Early in the morning, my eyes fall on this little legend on the back of my Old Spice deodorant: “If your grandfather hadn’t worn it, you wouldn’t exist.” Here on the back of a deodorant stick, we see an insight known to every physician collecting a patient’s family medical history: We are not self-originating, self-defining, self-creating, isolated, autonomous individuals. We are part of a family, part of a clan, part of a great stream of men and women who have shaped us.
This shouts out at us from the story of the call of Abram, where God extravagantly promises, “Through you, all peoples on earth will be blessed.” Two thousand years later, a rabbi named Saul refers to a world-changing rabbi named Jesus as “Abraham’s seed.” Jesus is who he is because of his tie to Abraham. Abraham is who he is because of his tie to Jesus.
As I prepare to be a grampa, I find myself thinking more and more of this flowing, influencing stream, and of grampas I have known.
My father’s father, Frederick Stewart McCune, graduated from Rensselaer Polytechnic Institute in Troy, New York, whose own publication calls the school “the oldest technological university in the English-speaking world.” (After reading that description, I felt a bit proud that I myself once stood in an RPI dorm room.) I used to have a photograph of Grampa McCune’s graduation. He was holding one end of the 1909 banner, and I remember thinking that I looked a bit like him in that photo.
Grampa McCune and I
He was a civil engineer who in 1937-38 helped build U.S. Steel’s Irvin Works steel plant in West Mifflin, Pennsylvania. The builders moved more earth than in any project besides the Panama Canal. In addition, he worked as an engineer for a pumping station that is still operating, and two companies manufacturing coke (coal-based fuel) and steel.
For 15 years, he was undefeated in borough politics. But when he could not get citizen support for legal action against a corrupt scheme he uncovered, he resigned.
He was 42 when my father was born. After three daughters, he was glad to have his first son. The last line of the entry in his diary for that day reads, “Rolled lawn. Baby born.”
He held two patents. One was related to the steel industry: a “method and apparatus for separating metallic articles.” The other was a toy waterwheel for the train set with landscape that first Grampa and then my dad after him used to set up every Christmas. It was a very cute little town, complete with hills, trees, houses, signs, bridges, tunnels, trains and, of course, the real working waterwheel. My dad wrote to me about it: “What a wonderful dad to do all this for his son.”
Back in the 50’s, before anyone was talking about fitness habits for the common man, Grampa McCune walked for miles around the borough for pleasure, almost every day. And bear in mind this is Pittsburgh, up hill and down dale all the way.

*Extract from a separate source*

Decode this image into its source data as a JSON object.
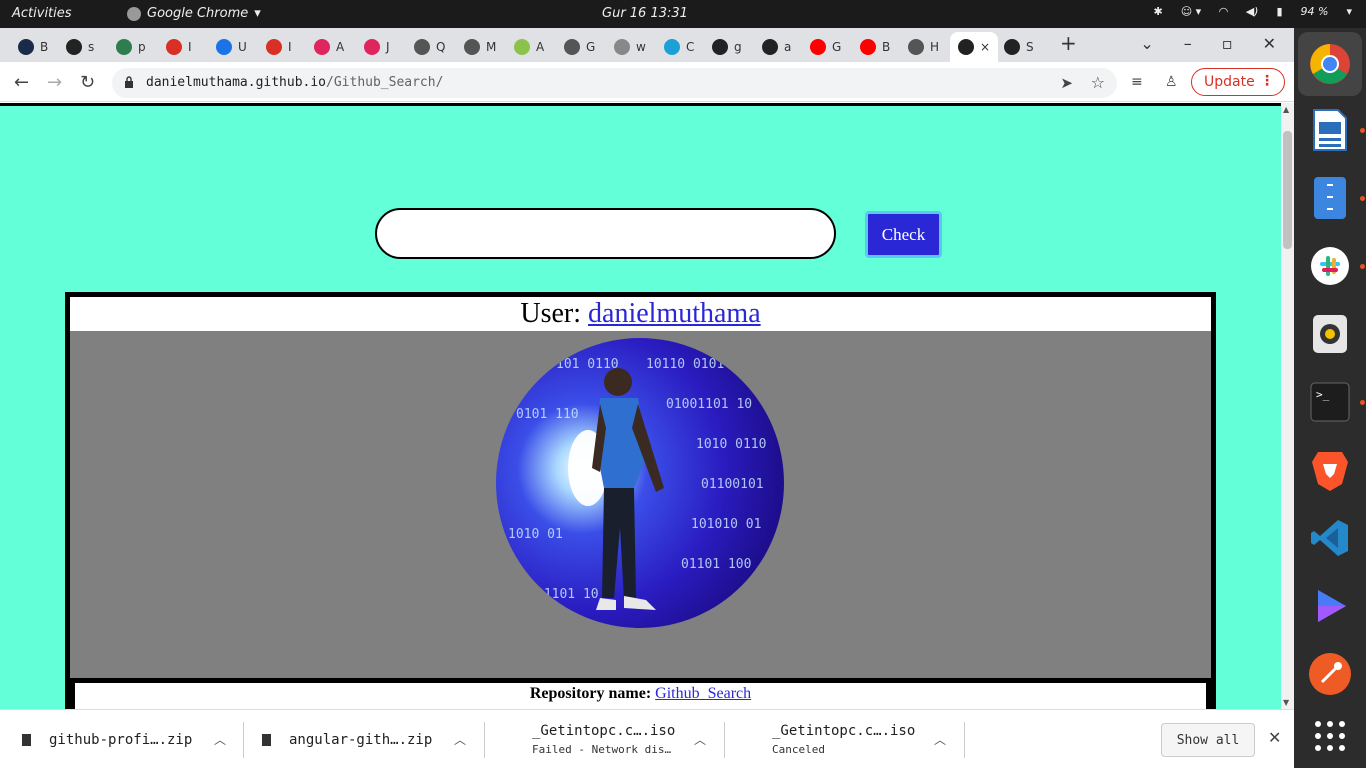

Of course many of my memories linked to Grampa McCune are memories of his house, with its grim, loud grandfather clock, magical basement and attic. The basement was a bit intimidating to a small visiting boy, perhaps because it was dark and perhaps because its crannies and furnishings seemed to come from another world: a coal chute, a drain right in the middle of the floor, a deep, square laundry sink with the obligatory bar of golden, gasoline-smelling Fels-Naptha soap, and—somewhat mysteriously—a toilet that, with no wall, stall or door, rather dominated the landscape and suggested that the household must have exercised a certain etiquette before descending the stairs. The semi-finished attic, with its exposed joists and steeply slanting ceiling, was an unfamiliar feature that took on a holy significance when I learned that my Great-Grampa Oglevee had spent his last years sleeping up there, praying aloud every night.
One of the many ways the Lord enriched my growing up was by arranging for me to live in the same house with my dad’s parents. In 1968, Grampa had a stroke, and he and Grandma came to live with us in Virginia Beach. So for twelve years I was able to do things like walk beside him when he walked his slow and steady laps around the yard with the aid of a three-footed cane. We hung out. I talked with him about all kinds of things, including the Bible, and his life and mine. I listened to his stories, some historical and some fanciful. Part of the picture was adjusting to his needs and differences, helping him get around, and experiencing at a young age the reality that a major physical weakness is not the end.
In a country where many kids scarcely know their grandparents, God allowed me to have a relationship with my grandfather, a man who—as I anticipate (any day now) beginning my grandfathering journey—stands in my mind as an inspiration.
 It happens not to be true for me, since Grampa McCune married in 1912, 26 years before the appearance of Old Spice for men.
 The parts of the house that I associate with Great-grampa Ogelvee’s name are the top and the bottom, since he slept and prayed in the attic and, down in the basement, made aromatic ketchup and a healing goo that he called “chap-stuff.”